If you read my post on being a “loser,” you know that on December 31st (to avoid making it a New Years’ Resolution), I made a choice to embark on a journey to lose weight. After two months now of hard work and eating more vegetables than I think I have in the last five years, I’m pretty excited to say I’m down a little over twenty pounds.
One of my favorite sources of encouragement during this journey has been Connect, which is basically Facebook/Instagram for Weight Watchers users. I’m constantly inspired by people who have lost hundreds of pounds and who are continually fighting binge eating, emotional issues, and other major hurdles to achieve their goals.
From reading countless posts on Connect, I’ve learned one important thing: changing your body means nothing if you don’t change your mind.
You’d be amazed at how many people post on Connect about how they still struggle to go out in a swimsuit or feel confident dating even after having lost hundreds of pounds and achieved their goals. Hitting a number on the scale did nothing to change how they thought of themselves.
The night before I started Weight Watchers, I literally had a nervous breakdown, with sobbing and the works. Brandon had no idea I’d even signed up for WW, so through tears and near-hyperventilating, I explained to him what I’d decided to do and why I was upset. I told him I was upset not because of how I looked then or much work I had ahead of me, but because I didn’t know if I could do it. I’d never considered myself a master of self-control, and I was terrified I wouldn’t be able to stick to eating healthy and following the plan.
Fast-forward two months, and I’ve proved myself wrong. I’ve weathered the occasional splurge or bad decision, but every time I’ve gotten up, dusted myself off, and gotten back on the wagon. I’ve lost weight almost every week since January, and yet…sometimes I don’t feel so different from that girl who sat next to Brandon and sobbed her eyes out two months ago.
I believed that when I lost 10 pounds, I’d have made it, you know? I’d feel like I’d conquered my fear of failure. I thought the same thing about 15 pounds, and the same thing about 20 pounds. I thought I’d feel that way when my pants got looser, when my shirts fit better, and when I could go out for dinner and feel great about my decisions.
What I’m learning the hard way is that goals don’t change your mindset; you do.
Every time I hit one of these milestones, I didn’t feel any different. Numbers on a scale or looser pants did nothing to magically change how I thought of myself. Have you ever woke up on your birthday and actually felt a year older? You convince yourself you’re old, and you’re old; you think you’re young, and you are. In the same way, I quickly realized that the only way I was going to come out of this weight loss journey with a better mindset and a better opinion of myself was to actively pursue both.
Since I came to this realization, I’ve worked hard to be intentional about recognizing my achievements, big and little. I spend a few extra moments looking in the mirror each morning, admiring the fact my arms are a little thinner and my face is less round. I force myself to stop downplaying my achievements – 20 pounds doesn’t fall off overnight. I give myself a little kudos every time I skip the french fries, make it to the gym, or drink an extra glass of water.
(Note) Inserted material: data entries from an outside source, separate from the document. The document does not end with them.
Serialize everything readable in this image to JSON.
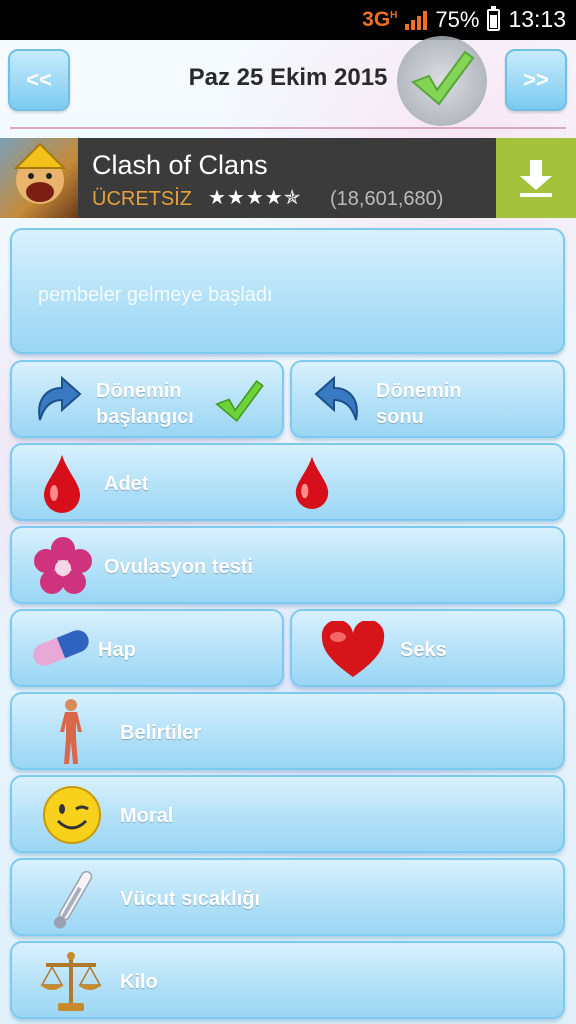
{
  "status_bar": {
    "network": "3G",
    "network_sub": "H",
    "battery": "75%",
    "time": "13:13"
  },
  "header": {
    "prev_label": "<<",
    "next_label": ">>",
    "date": "Paz 25 Ekim 2015"
  },
  "ad": {
    "title": "Clash of Clans",
    "price": "ÜCRETSİZ",
    "stars": "★★★★✯",
    "rating_count": "(18,601,680)"
  },
  "note": {
    "text": "pembeler gelmeye başladı"
  },
  "buttons": {
    "period_start_line1": "Dönemin",
    "period_start_line2": "başlangıcı",
    "period_end_line1": "Dönemin",
    "period_end_line2": "sonu",
    "menstruation": "Adet",
    "ovulation_test": "Ovulasyon testi",
    "pill": "Hap",
    "sex": "Seks",
    "symptoms": "Belirtiler",
    "mood": "Moral",
    "temperature": "Vücut sıcaklığı",
    "weight": "Kilo"
  },
  "colors": {
    "card_top": "#d9f1fd",
    "card_bottom": "#9bd6f4",
    "card_border": "#7ccaf0",
    "ad_bg": "#3b3b3b",
    "download_green": "#a4c23c",
    "price_orange": "#e8a13a"
  }
}
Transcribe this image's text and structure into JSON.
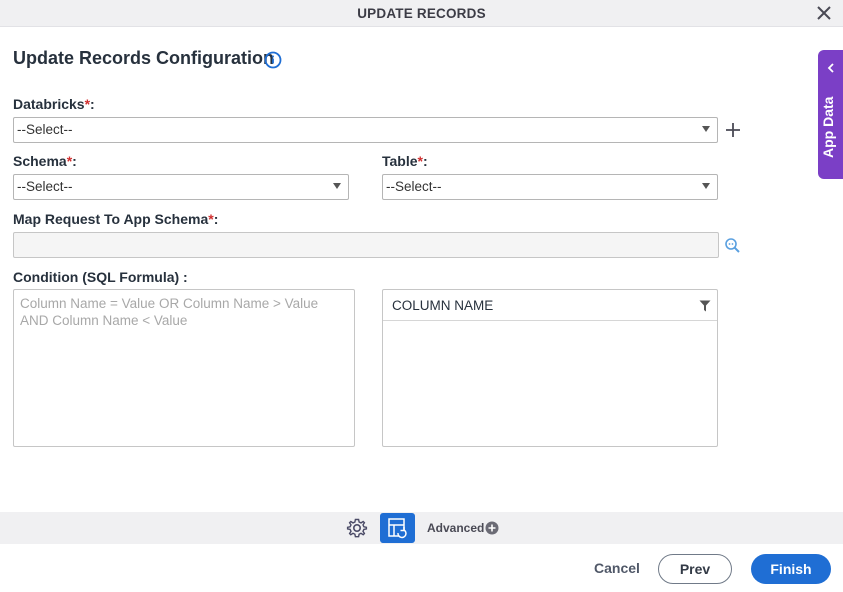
{
  "dialog": {
    "title": "UPDATE RECORDS"
  },
  "heading": "Update Records Configuration",
  "fields": {
    "databricks": {
      "label": "Databricks",
      "required_mark": "*",
      "suffix": ":",
      "value": "--Select--"
    },
    "schema": {
      "label": "Schema",
      "required_mark": "*",
      "suffix": ":",
      "value": "--Select--"
    },
    "table": {
      "label": "Table",
      "required_mark": "*",
      "suffix": ":",
      "value": "--Select--"
    },
    "map_request": {
      "label": "Map Request To App Schema",
      "required_mark": "*",
      "suffix": ":",
      "value": ""
    },
    "condition": {
      "label": "Condition (SQL Formula) :",
      "placeholder": "Column Name = Value OR Column Name > Value AND Column Name < Value"
    }
  },
  "column_panel": {
    "header": "COLUMN NAME"
  },
  "side_tab": {
    "label": "App Data"
  },
  "toolbar": {
    "advanced_label": "Advanced"
  },
  "footer": {
    "cancel": "Cancel",
    "prev": "Prev",
    "finish": "Finish"
  },
  "icons": {
    "close": "close-icon",
    "info": "info-icon",
    "add": "plus-icon",
    "map_search": "search-icon",
    "filter": "filter-icon",
    "collapse": "chevron-left-icon",
    "settings": "gear-icon",
    "flow": "process-flow-icon",
    "advanced_add": "plus-circle-icon"
  },
  "colors": {
    "accent": "#1f6ed4",
    "side_tab": "#7b3fc6",
    "required": "#d12f2f"
  }
}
I’m learning, as slow a process as it is, to change my thinking when it comes to my weight and my health. I’m not just making goals, I’m achieving them. And that’s worth acknowledging. Twenty down, a lot more to go…but I’m not waiting until I hit a magic number to feel like I’ve made it.